“All of these things came together,” says Jusionyte. “It was just perfect storm.”
But in addition to cataloguing how glaring policy failures, corruption, and weak gun laws in the United States drive “levels of violence exponentially due to the presence of these powerful guns from the United States,” Jusionyte weaves through the pages of her manuscript a deeply personal tale. She hopes her narrative, centered on those caught in a system of violence, will help readers understand how the illicit gun trade devastates countless lives and how many turn to guns for survival.
“For me, perhaps one of the biggest takeaways is just how difficult it is to distinguish between a victim of violence from the perpetrator of violence, because a lot of these people were victimized and then became perpetrators themselves.”

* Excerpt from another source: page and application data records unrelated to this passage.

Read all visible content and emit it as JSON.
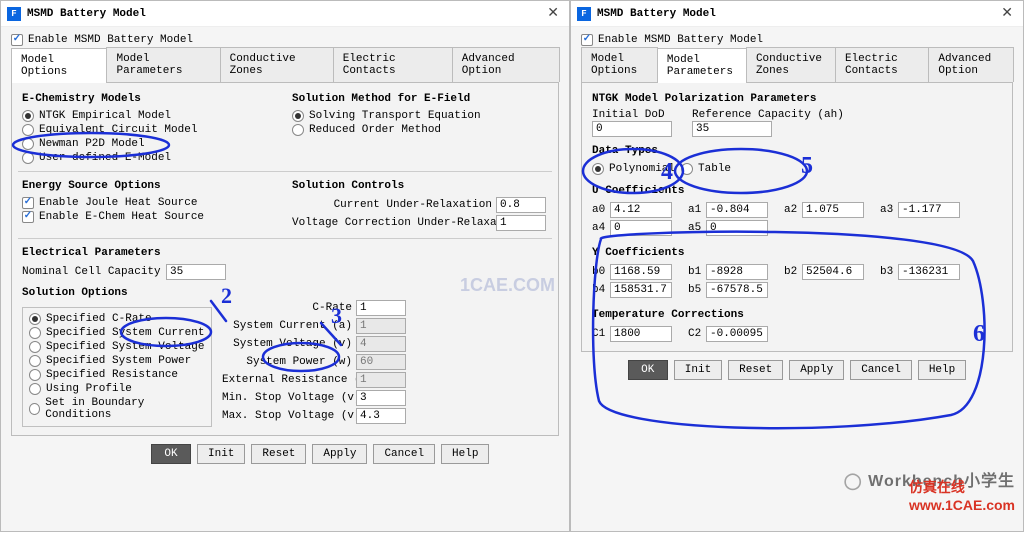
{
  "shared": {
    "window_title": "MSMD Battery Model",
    "enable_label": "Enable MSMD Battery Model",
    "tabs": [
      "Model Options",
      "Model Parameters",
      "Conductive Zones",
      "Electric Contacts",
      "Advanced Option"
    ],
    "buttons": {
      "ok": "OK",
      "init": "Init",
      "reset": "Reset",
      "apply": "Apply",
      "cancel": "Cancel",
      "help": "Help"
    }
  },
  "left": {
    "active_tab": "Model Options",
    "echem": {
      "title": "E-Chemistry Models",
      "options": [
        "NTGK Empirical Model",
        "Equivalent Circuit Model",
        "Newman P2D Model",
        "User-defined E-Model"
      ],
      "selected": 0
    },
    "sol_method": {
      "title": "Solution Method for E-Field",
      "options": [
        "Solving Transport Equation",
        "Reduced Order Method"
      ],
      "selected": 0
    },
    "energy_src": {
      "title": "Energy Source Options",
      "joule": "Enable Joule Heat Source",
      "echem_src": "Enable E-Chem Heat Source"
    },
    "sol_ctrl": {
      "title": "Solution Controls",
      "cur_label": "Current Under-Relaxation",
      "cur_val": "0.8",
      "vcor_label": "Voltage Correction Under-Relaxation",
      "vcor_val": "1"
    },
    "elec": {
      "title": "Electrical Parameters",
      "nominal_label": "Nominal Cell Capacity (ah)",
      "nominal_val": "35"
    },
    "sol_opts": {
      "title": "Solution Options",
      "options": [
        "Specified C-Rate",
        "Specified System Current",
        "Specified System Voltage",
        "Specified System Power",
        "Specified Resistance",
        "Using Profile",
        "Set in Boundary Conditions"
      ],
      "selected": 0,
      "crate_label": "C-Rate",
      "crate_val": "1",
      "sys_cur": {
        "label": "System Current  (a)",
        "val": "1"
      },
      "sys_v": {
        "label": "System Voltage  (v)",
        "val": "4"
      },
      "sys_p": {
        "label": "System Power  (w)",
        "val": "60"
      },
      "ext_r": {
        "label": "External Resistance  (ohm)",
        "val": "1"
      },
      "min_v": {
        "label": "Min. Stop Voltage  (v)",
        "val": "3"
      },
      "max_v": {
        "label": "Max. Stop Voltage  (v)",
        "val": "4.3"
      }
    }
  },
  "right": {
    "active_tab": "Model Parameters",
    "polar": {
      "title": "NTGK Model Polarization Parameters",
      "dod_label": "Initial DoD",
      "dod_val": "0",
      "refcap_label": "Reference Capacity (ah)",
      "refcap_val": "35"
    },
    "data_types": {
      "title": "Data Types",
      "options": [
        "Polynomial",
        "Table"
      ],
      "selected": 0
    },
    "u_title": "U Coefficients",
    "u": {
      "a0": "4.12",
      "a1": "-0.804",
      "a2": "1.075",
      "a3": "-1.177",
      "a4": "0",
      "a5": "0"
    },
    "y_title": "Y Coefficients",
    "y": {
      "b0": "1168.59",
      "b1": "-8928",
      "b2": "52504.6",
      "b3": "-136231",
      "b4": "158531.7",
      "b5": "-67578.5"
    },
    "tc_title": "Temperature Corrections",
    "tc": {
      "c1": "1800",
      "c2": "-0.00095"
    }
  },
  "watermarks": {
    "wb": "Workbench小学生",
    "site": "仿真在线",
    "url": "www.1CAE.com",
    "cae": "1CAE.COM"
  },
  "anno": {
    "n2": "2",
    "n3": "3",
    "n4": "4",
    "n5": "5",
    "n6": "6"
  },
  "chart_data": null
}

“Exit Wounds” is just the latest in a series of hands-on scholarly work by the author. While working as a journalist and researching her first book, Savage Frontier: Making News and Security on the Argentine Border (University of California Press, 2015), Jusionyte helped a local fire department rescue flood victims during a violent storm, an event that led her to become a certified emergency medical technician, paramedic, and wildland firefighter. In her book Threshold: Emergency Responders on the US–Mexico Border (University of California Press, 2018), Jusionyte drew on her volunteer efforts at a fire department in Arizona and a migrant aid center in Sonora, Mexico, to better understand how workers in both countries have experienced the security build-up along the border.
She sees her scholarship and her role as a volunteer EMT/paramedic as equally important in her efforts to make a difference. As she prepares to submit her manuscript, she is also busy making plans to head back to work at the migrant aid center on the border next summer.
“It’s not enough, not enough,” Jusionyte says, as her voice trails off. “I am going to do more.”
Colleen Walsh is a freelance writer.